By Michael Howell
Stevensville School Nurse Connie Johnson and School District Superintendent Dr. Bob Moore were elated last week when Amy James-Linton, a representative from Marcus Daly Memorial Hospital, showed up to hand them a check for $6,500 to help fund the school nurse position.
Moore said that the number of students with special medical needs was growing. More students than ever were needing help to deal with issues like diabetes, asthma and reaction to allergies.
“These are times of very tight budgets, but this is one program that we cannot cut,” said Moore. He said it was no longer a luxury to have a school nurse on hand, it was a necessity. “We simply could not do without this medical position right now.”
Johnson said it was her first year on the job that she has had to turn students away and have them call home. She has 22 students on her routine list whom she sees every day at least once. Some she sees two or even three times a day. As a result, all the little things like headaches, cuts and scrapes, must now be handled by the administrative staff.
“The recommended nurse to student ratio is 1 nurse for every 750 healthy students,” said Moore. “Here the ratio is 1 to 1,000 and they are not all healthy.” Moore said it was important that the school district keep these children with medical problems in school and engaged in their education with their peer group.
“We really do appreciate the fiscal support from the health community,” said Moore. “Without it we probably couldn’t do this.”

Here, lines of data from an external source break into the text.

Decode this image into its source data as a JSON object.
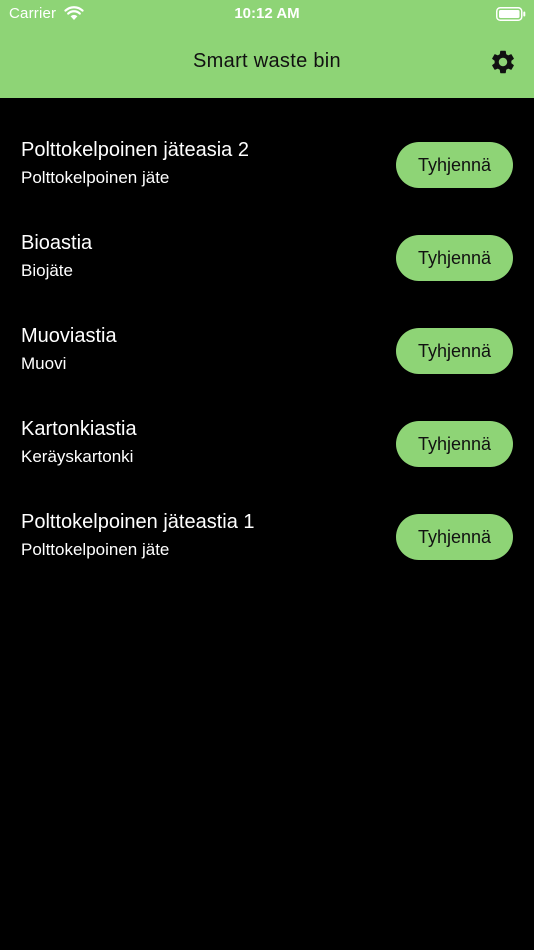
{
  "status_bar": {
    "carrier": "Carrier",
    "time": "10:12 AM",
    "wifi_icon": "wifi-icon",
    "battery_icon": "battery-full-icon"
  },
  "nav": {
    "title": "Smart waste bin",
    "settings_icon": "gear-icon"
  },
  "bins": [
    {
      "name": "Polttokelpoinen jäteasia 2",
      "type": "Polttokelpoinen jäte",
      "button": "Tyhjennä"
    },
    {
      "name": "Bioastia",
      "type": "Biojäte",
      "button": "Tyhjennä"
    },
    {
      "name": "Muoviastia",
      "type": "Muovi",
      "button": "Tyhjennä"
    },
    {
      "name": "Kartonkiastia",
      "type": "Keräyskartonki",
      "button": "Tyhjennä"
    },
    {
      "name": "Polttokelpoinen jäteastia 1",
      "type": "Polttokelpoinen jäte",
      "button": "Tyhjennä"
    }
  ],
  "colors": {
    "accent": "#8ed476",
    "background": "#000000",
    "text": "#ffffff"
  }
}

Besides the direct medical care for students, the school nurse also provides education to the teachers and staff about what they can do to help their students stay healthy.

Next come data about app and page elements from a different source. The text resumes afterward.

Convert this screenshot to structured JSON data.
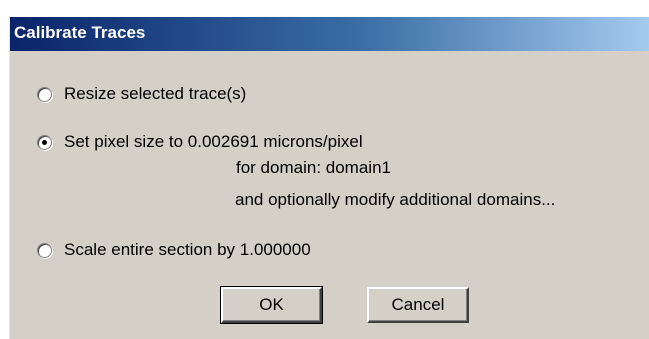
{
  "dialog": {
    "title": "Calibrate Traces"
  },
  "options": [
    {
      "label": "Resize selected trace(s)",
      "selected": false
    },
    {
      "label": "Set pixel size to 0.002691 microns/pixel",
      "selected": true
    },
    {
      "label": "Scale entire section by 1.000000",
      "selected": false
    }
  ],
  "pixel_option_details": {
    "domain_line": "for domain: domain1",
    "modify_line": "and optionally modify additional domains..."
  },
  "buttons": {
    "ok_label": "OK",
    "cancel_label": "Cancel"
  },
  "colors": {
    "titlebar_start": "#0a246a",
    "titlebar_end": "#a6caf0",
    "dialog_bg": "#d4d0c8"
  }
}
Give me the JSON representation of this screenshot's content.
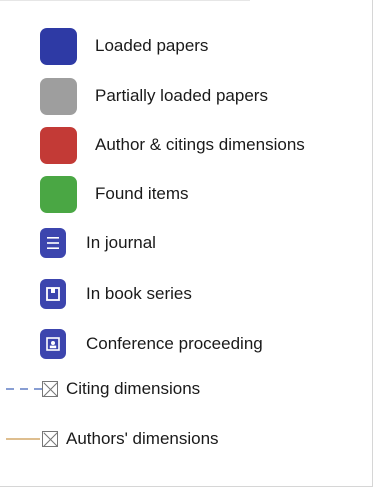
{
  "legend": {
    "items": [
      {
        "label": "Loaded papers",
        "color": "#2e3aa5",
        "icon": "square-swatch"
      },
      {
        "label": "Partially loaded papers",
        "color": "#9e9e9e",
        "icon": "square-swatch"
      },
      {
        "label": "Author & citings dimensions",
        "color": "#c33a36",
        "icon": "square-swatch"
      },
      {
        "label": "Found items",
        "color": "#4aa744",
        "icon": "square-swatch"
      },
      {
        "label": "In journal",
        "color": "#3c45ae",
        "icon": "journal-lines-icon"
      },
      {
        "label": "In book series",
        "color": "#3c45ae",
        "icon": "book-series-icon"
      },
      {
        "label": "Conference proceeding",
        "color": "#3c45ae",
        "icon": "conference-icon"
      }
    ],
    "lines": [
      {
        "label": "Citing dimensions",
        "style": "dashed",
        "color": "#6a86c8",
        "icon": "checkbox-x-icon"
      },
      {
        "label": "Authors' dimensions",
        "style": "solid",
        "color": "#d4a86a",
        "icon": "checkbox-x-icon"
      }
    ]
  }
}
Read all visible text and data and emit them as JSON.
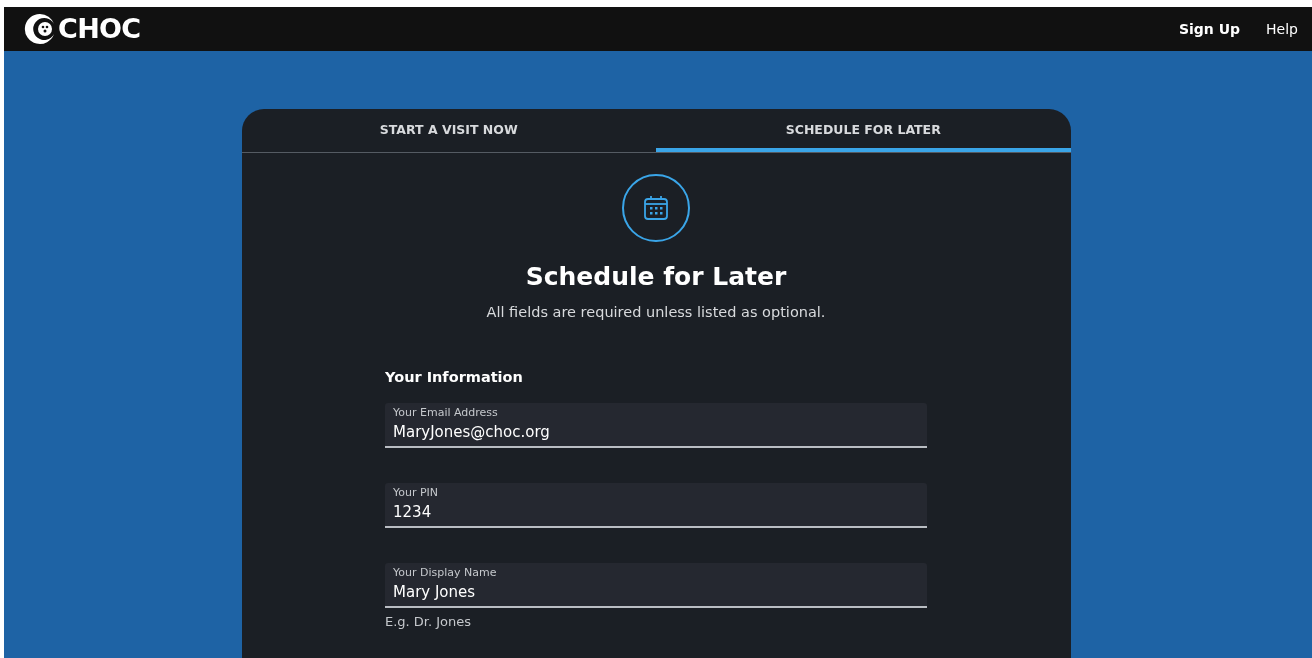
{
  "header": {
    "logo": "CHOC",
    "links": [
      "Sign Up",
      "Help"
    ]
  },
  "tabs": [
    {
      "label": "START A VISIT NOW",
      "selected": false
    },
    {
      "label": "SCHEDULE FOR LATER",
      "selected": true
    }
  ],
  "title": "Schedule for Later",
  "subtitle": "All fields are required unless listed as optional.",
  "section": "Your Information",
  "fields": [
    {
      "label": "Your Email Address",
      "value": "MaryJones@choc.org"
    },
    {
      "label": "Your PIN",
      "value": "1234"
    },
    {
      "label": "Your Display Name",
      "value": "Mary Jones",
      "hint": "E.g. Dr. Jones"
    }
  ]
}
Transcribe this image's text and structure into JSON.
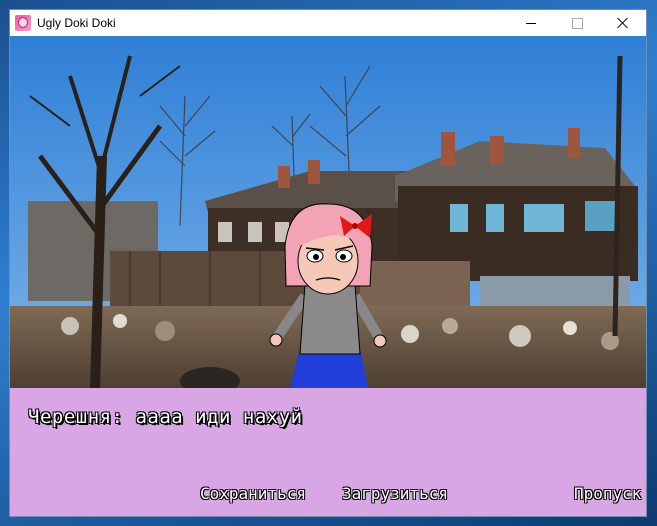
{
  "window": {
    "title": "Ugly Doki Doki",
    "app_icon": "app-icon"
  },
  "dialog": {
    "speaker": "Черешня",
    "line": "Черешня: аааа иди нахуй"
  },
  "menu": {
    "save_label": "Сохраниться",
    "load_label": "Загрузиться",
    "skip_label": "Пропуск"
  },
  "colors": {
    "dialog_bg": "#d8a6e4",
    "sky": "#3f8ee0",
    "hair": "#f3a3b6",
    "bow": "#e01818",
    "skirt": "#1f3fd8",
    "sweater": "#8a8a8a"
  }
}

The ability to keep these kids in school and in an educational environment is extremely important. Moore said that he worked for 31 years in the schools and this is the first one that has had a nurse. He said that people were moving to Stevensville because a full-time nurse is available.
Moore went on to say that the entire staff is trained in emergency medical response and they have a CPR team, but they are not trained to administer things like insulin and should not be put in the position that they have to.
Moore said if you look at the school’s free lunch program, it is an indication of people who may not be able to pay for medical help. “We have a fairly high rate of students using the free lunch program in our district,” said Moore.
Johnson said poverty complicates a lot of things and forces people to make decisions that they shouldn’t have to make.
“On behalf of the [Marcus Daly Memorial Hospital] board, I really want to thank you for the work you do. It’s so important,” said James-Linton.